There was the four-point play in Game 5 of the 2011 Eastern Conference Finals at the United Center when Wade’s Heat stormed back late to clinch a trip to The Finals. Very few can forget the heartbreaking, buzzer-beating running triple after a blindside steal from John Salmons in the 2008-09 season, so it’s not that he lacks the ability.

The Charlotte Hornets and Toronto Raptors found that out last spring when he hit 12 in 14 playoff games for the Heat.

“In the playoffs they take things away, right,” Wade said. “In the regular season, you play so many games teams sometimes don’t get a long time to prepare for you, so they may try and take one thing away.”

The logic was followed by a little hubris, earned considering he’s risen to such heights without having to rely on it.

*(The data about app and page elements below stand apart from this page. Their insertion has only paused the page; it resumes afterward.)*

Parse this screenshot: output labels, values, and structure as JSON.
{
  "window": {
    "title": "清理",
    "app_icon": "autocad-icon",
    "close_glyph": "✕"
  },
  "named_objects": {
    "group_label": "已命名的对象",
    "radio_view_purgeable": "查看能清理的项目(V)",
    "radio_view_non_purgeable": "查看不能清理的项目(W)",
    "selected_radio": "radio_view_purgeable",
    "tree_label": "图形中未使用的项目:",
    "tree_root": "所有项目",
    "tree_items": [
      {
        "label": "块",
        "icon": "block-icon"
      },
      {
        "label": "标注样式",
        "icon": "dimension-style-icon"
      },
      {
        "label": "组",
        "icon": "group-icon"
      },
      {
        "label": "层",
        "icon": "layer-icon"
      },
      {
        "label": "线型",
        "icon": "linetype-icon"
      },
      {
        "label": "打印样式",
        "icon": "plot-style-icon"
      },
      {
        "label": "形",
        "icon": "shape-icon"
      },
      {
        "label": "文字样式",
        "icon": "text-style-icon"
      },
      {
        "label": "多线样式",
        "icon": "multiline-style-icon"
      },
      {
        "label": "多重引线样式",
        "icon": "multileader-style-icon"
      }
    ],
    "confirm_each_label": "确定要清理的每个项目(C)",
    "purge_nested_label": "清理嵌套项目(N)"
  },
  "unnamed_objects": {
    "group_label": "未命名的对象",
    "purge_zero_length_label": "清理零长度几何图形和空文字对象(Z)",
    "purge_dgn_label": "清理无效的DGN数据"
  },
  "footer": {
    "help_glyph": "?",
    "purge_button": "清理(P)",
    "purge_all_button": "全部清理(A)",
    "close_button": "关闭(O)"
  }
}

“For me a lot of people have talked about me not shooting threes, but no one has been able to take away what I wanted to do. So why would I do something else?” Wade queried. “But then when you take it away I have the ability to knock it down. I’m not Doug McDermott. I’m not Niko (Mirotic). But I’m comfortable with the shot, and I’m going to shoot it. I know it’s going to be there, so I have a better chance of knocking it down. Coach has been on me about it.”

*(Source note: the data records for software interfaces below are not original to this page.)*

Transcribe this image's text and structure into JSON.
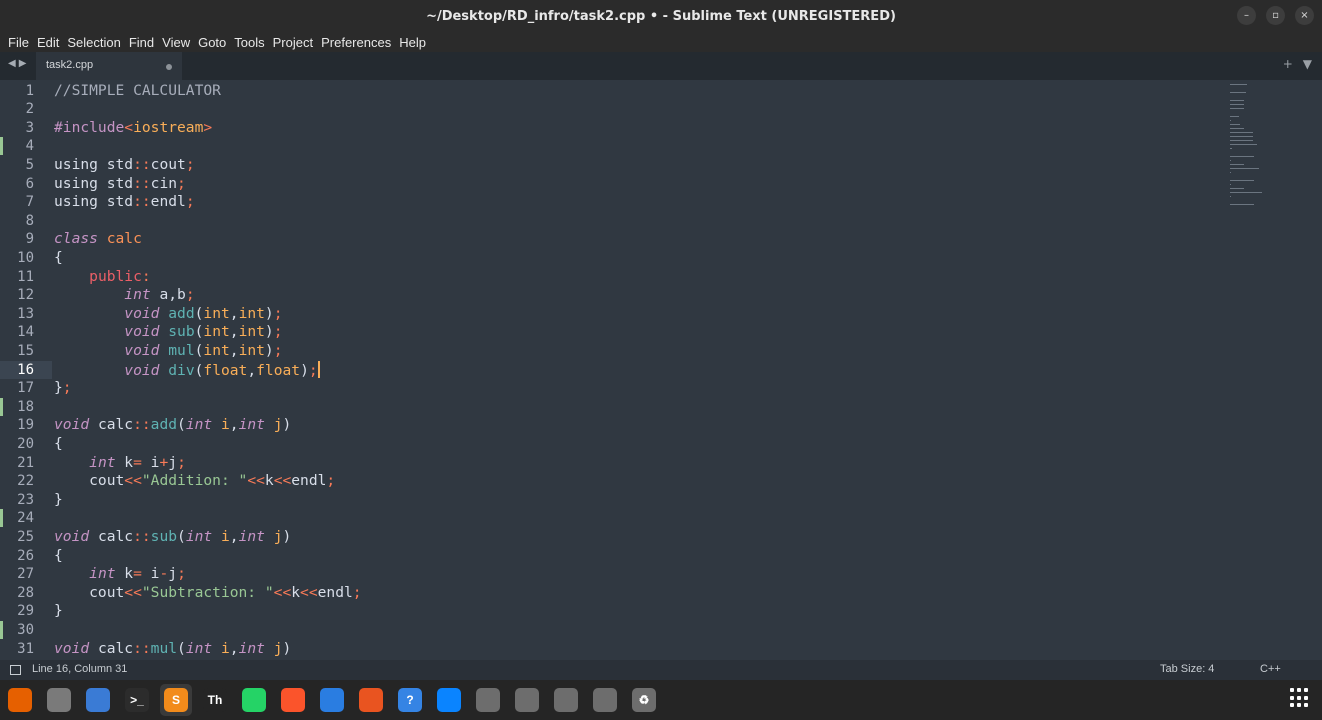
{
  "window": {
    "title": "~/Desktop/RD_infro/task2.cpp • - Sublime Text (UNREGISTERED)"
  },
  "menu": [
    "File",
    "Edit",
    "Selection",
    "Find",
    "View",
    "Goto",
    "Tools",
    "Project",
    "Preferences",
    "Help"
  ],
  "tabs": [
    {
      "label": "task2.cpp",
      "modified": true
    }
  ],
  "editor": {
    "current_line": 16,
    "lines": [
      {
        "n": "1",
        "tokens": [
          [
            "c",
            "//SIMPLE CALCULATOR"
          ]
        ]
      },
      {
        "n": "2",
        "tokens": []
      },
      {
        "n": "3",
        "tokens": [
          [
            "inc",
            "#include"
          ],
          [
            "op",
            "<"
          ],
          [
            "prm",
            "iostream"
          ],
          [
            "op",
            ">"
          ]
        ]
      },
      {
        "n": "4",
        "tokens": [],
        "mark": true
      },
      {
        "n": "5",
        "tokens": [
          [
            "d",
            "using std"
          ],
          [
            "op",
            "::"
          ],
          [
            "d",
            "cout"
          ],
          [
            "op",
            ";"
          ]
        ]
      },
      {
        "n": "6",
        "tokens": [
          [
            "d",
            "using std"
          ],
          [
            "op",
            "::"
          ],
          [
            "d",
            "cin"
          ],
          [
            "op",
            ";"
          ]
        ]
      },
      {
        "n": "7",
        "tokens": [
          [
            "d",
            "using std"
          ],
          [
            "op",
            "::"
          ],
          [
            "d",
            "endl"
          ],
          [
            "op",
            ";"
          ]
        ]
      },
      {
        "n": "8",
        "tokens": []
      },
      {
        "n": "9",
        "tokens": [
          [
            "k",
            "class"
          ],
          [
            "d",
            " "
          ],
          [
            "cls",
            "calc"
          ]
        ]
      },
      {
        "n": "10",
        "tokens": [
          [
            "d",
            "{"
          ]
        ]
      },
      {
        "n": "11",
        "tokens": [
          [
            "d",
            "    "
          ],
          [
            "p",
            "public"
          ],
          [
            "op",
            ":"
          ]
        ]
      },
      {
        "n": "12",
        "tokens": [
          [
            "d",
            "        "
          ],
          [
            "t",
            "int"
          ],
          [
            "d",
            " a,b"
          ],
          [
            "op",
            ";"
          ]
        ]
      },
      {
        "n": "13",
        "tokens": [
          [
            "d",
            "        "
          ],
          [
            "t",
            "void"
          ],
          [
            "d",
            " "
          ],
          [
            "fn",
            "add"
          ],
          [
            "d",
            "("
          ],
          [
            "prm",
            "int"
          ],
          [
            "d",
            ","
          ],
          [
            "prm",
            "int"
          ],
          [
            "d",
            ")"
          ],
          [
            "op",
            ";"
          ]
        ]
      },
      {
        "n": "14",
        "tokens": [
          [
            "d",
            "        "
          ],
          [
            "t",
            "void"
          ],
          [
            "d",
            " "
          ],
          [
            "fn",
            "sub"
          ],
          [
            "d",
            "("
          ],
          [
            "prm",
            "int"
          ],
          [
            "d",
            ","
          ],
          [
            "prm",
            "int"
          ],
          [
            "d",
            ")"
          ],
          [
            "op",
            ";"
          ]
        ]
      },
      {
        "n": "15",
        "tokens": [
          [
            "d",
            "        "
          ],
          [
            "t",
            "void"
          ],
          [
            "d",
            " "
          ],
          [
            "fn",
            "mul"
          ],
          [
            "d",
            "("
          ],
          [
            "prm",
            "int"
          ],
          [
            "d",
            ","
          ],
          [
            "prm",
            "int"
          ],
          [
            "d",
            ")"
          ],
          [
            "op",
            ";"
          ]
        ]
      },
      {
        "n": "16",
        "tokens": [
          [
            "d",
            "        "
          ],
          [
            "t",
            "void"
          ],
          [
            "d",
            " "
          ],
          [
            "fn",
            "div"
          ],
          [
            "d",
            "("
          ],
          [
            "prm",
            "float"
          ],
          [
            "d",
            ","
          ],
          [
            "prm",
            "float"
          ],
          [
            "d",
            ")"
          ],
          [
            "op",
            ";"
          ]
        ]
      },
      {
        "n": "17",
        "tokens": [
          [
            "d",
            "}"
          ],
          [
            "op",
            ";"
          ]
        ]
      },
      {
        "n": "18",
        "tokens": [],
        "mark": true
      },
      {
        "n": "19",
        "tokens": [
          [
            "t",
            "void"
          ],
          [
            "d",
            " calc"
          ],
          [
            "op",
            "::"
          ],
          [
            "fn",
            "add"
          ],
          [
            "d",
            "("
          ],
          [
            "t",
            "int"
          ],
          [
            "d",
            " "
          ],
          [
            "prm",
            "i"
          ],
          [
            "d",
            ","
          ],
          [
            "t",
            "int"
          ],
          [
            "d",
            " "
          ],
          [
            "prm",
            "j"
          ],
          [
            "d",
            ")"
          ]
        ]
      },
      {
        "n": "20",
        "tokens": [
          [
            "d",
            "{"
          ]
        ]
      },
      {
        "n": "21",
        "tokens": [
          [
            "d",
            "    "
          ],
          [
            "t",
            "int"
          ],
          [
            "d",
            " k"
          ],
          [
            "op",
            "="
          ],
          [
            "d",
            " i"
          ],
          [
            "op",
            "+"
          ],
          [
            "d",
            "j"
          ],
          [
            "op",
            ";"
          ]
        ]
      },
      {
        "n": "22",
        "tokens": [
          [
            "d",
            "    cout"
          ],
          [
            "op",
            "<<"
          ],
          [
            "s",
            "\"Addition: \""
          ],
          [
            "op",
            "<<"
          ],
          [
            "d",
            "k"
          ],
          [
            "op",
            "<<"
          ],
          [
            "d",
            "endl"
          ],
          [
            "op",
            ";"
          ]
        ]
      },
      {
        "n": "23",
        "tokens": [
          [
            "d",
            "}"
          ]
        ]
      },
      {
        "n": "24",
        "tokens": [],
        "mark": true
      },
      {
        "n": "25",
        "tokens": [
          [
            "t",
            "void"
          ],
          [
            "d",
            " calc"
          ],
          [
            "op",
            "::"
          ],
          [
            "fn",
            "sub"
          ],
          [
            "d",
            "("
          ],
          [
            "t",
            "int"
          ],
          [
            "d",
            " "
          ],
          [
            "prm",
            "i"
          ],
          [
            "d",
            ","
          ],
          [
            "t",
            "int"
          ],
          [
            "d",
            " "
          ],
          [
            "prm",
            "j"
          ],
          [
            "d",
            ")"
          ]
        ]
      },
      {
        "n": "26",
        "tokens": [
          [
            "d",
            "{"
          ]
        ]
      },
      {
        "n": "27",
        "tokens": [
          [
            "d",
            "    "
          ],
          [
            "t",
            "int"
          ],
          [
            "d",
            " k"
          ],
          [
            "op",
            "="
          ],
          [
            "d",
            " i"
          ],
          [
            "op",
            "-"
          ],
          [
            "d",
            "j"
          ],
          [
            "op",
            ";"
          ]
        ]
      },
      {
        "n": "28",
        "tokens": [
          [
            "d",
            "    cout"
          ],
          [
            "op",
            "<<"
          ],
          [
            "s",
            "\"Subtraction: \""
          ],
          [
            "op",
            "<<"
          ],
          [
            "d",
            "k"
          ],
          [
            "op",
            "<<"
          ],
          [
            "d",
            "endl"
          ],
          [
            "op",
            ";"
          ]
        ]
      },
      {
        "n": "29",
        "tokens": [
          [
            "d",
            "}"
          ]
        ]
      },
      {
        "n": "30",
        "tokens": [],
        "mark": true
      },
      {
        "n": "31",
        "tokens": [
          [
            "t",
            "void"
          ],
          [
            "d",
            " calc"
          ],
          [
            "op",
            "::"
          ],
          [
            "fn",
            "mul"
          ],
          [
            "d",
            "("
          ],
          [
            "t",
            "int"
          ],
          [
            "d",
            " "
          ],
          [
            "prm",
            "i"
          ],
          [
            "d",
            ","
          ],
          [
            "t",
            "int"
          ],
          [
            "d",
            " "
          ],
          [
            "prm",
            "j"
          ],
          [
            "d",
            ")"
          ]
        ]
      }
    ]
  },
  "status": {
    "position": "Line 16, Column 31",
    "tab_size": "Tab Size: 4",
    "syntax": "C++"
  },
  "dock": [
    {
      "name": "firefox-icon",
      "color": "#e66000",
      "glyph": ""
    },
    {
      "name": "files-icon",
      "color": "#7a7a7a",
      "glyph": ""
    },
    {
      "name": "text-editor-icon",
      "color": "#3a7bd5",
      "glyph": ""
    },
    {
      "name": "terminal-icon",
      "color": "#2c2c2c",
      "glyph": ">_"
    },
    {
      "name": "sublime-text-icon",
      "color": "#f28b1b",
      "glyph": "S",
      "active": true
    },
    {
      "name": "typora-icon",
      "color": "#252525",
      "glyph": "Th"
    },
    {
      "name": "whatsapp-icon",
      "color": "#25d366",
      "glyph": ""
    },
    {
      "name": "brave-icon",
      "color": "#fb542b",
      "glyph": ""
    },
    {
      "name": "document-viewer-icon",
      "color": "#2a7de1",
      "glyph": ""
    },
    {
      "name": "software-center-icon",
      "color": "#e95420",
      "glyph": ""
    },
    {
      "name": "help-icon",
      "color": "#3584e4",
      "glyph": "?"
    },
    {
      "name": "thunderbird-icon",
      "color": "#0a84ff",
      "glyph": ""
    },
    {
      "name": "drive-icon-1",
      "color": "#6d6d6d",
      "glyph": ""
    },
    {
      "name": "drive-icon-2",
      "color": "#6d6d6d",
      "glyph": ""
    },
    {
      "name": "drive-icon-3",
      "color": "#6d6d6d",
      "glyph": ""
    },
    {
      "name": "drive-icon-4",
      "color": "#6d6d6d",
      "glyph": ""
    },
    {
      "name": "trash-icon",
      "color": "#6d6d6d",
      "glyph": "♻"
    }
  ]
}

Wade will have to take the shot to keep defenses from sagging too far down on Jimmy Butler drives, and the hope is Butler goes back to shooting 38 percent from the long line as he did in 2014-15 as opposed to the 31 percent he shot last season.

For things to work in a potentially awkward situation, Wade has to be willing to step a little outside himself and seems prepared to.

“Normally I had to be the guy that would put it on the floor, but more so than that just pick my spots,” Wade said. “Understand when to be aggressive, but I’m a play-maker as well. I’m always looking to make plays for my guys.’’

Wade understands Fred Hoiberg’s offense is more equal opportunity than isolation-based but knows the instances will come when he must be the primary scorer — particularly late when he’s one of the league’s premier fourth-quarter scorers.

“Last year I averaged 19, the other 21.5. I can score, that's fine with me,” Wade said. “I'm willing to do whatever it takes. Scoring is one of those things that comes natural. It just depends on how high field-goal percentage I shoot. I'm not concerned about that. If coach wants me to score, then thank you.”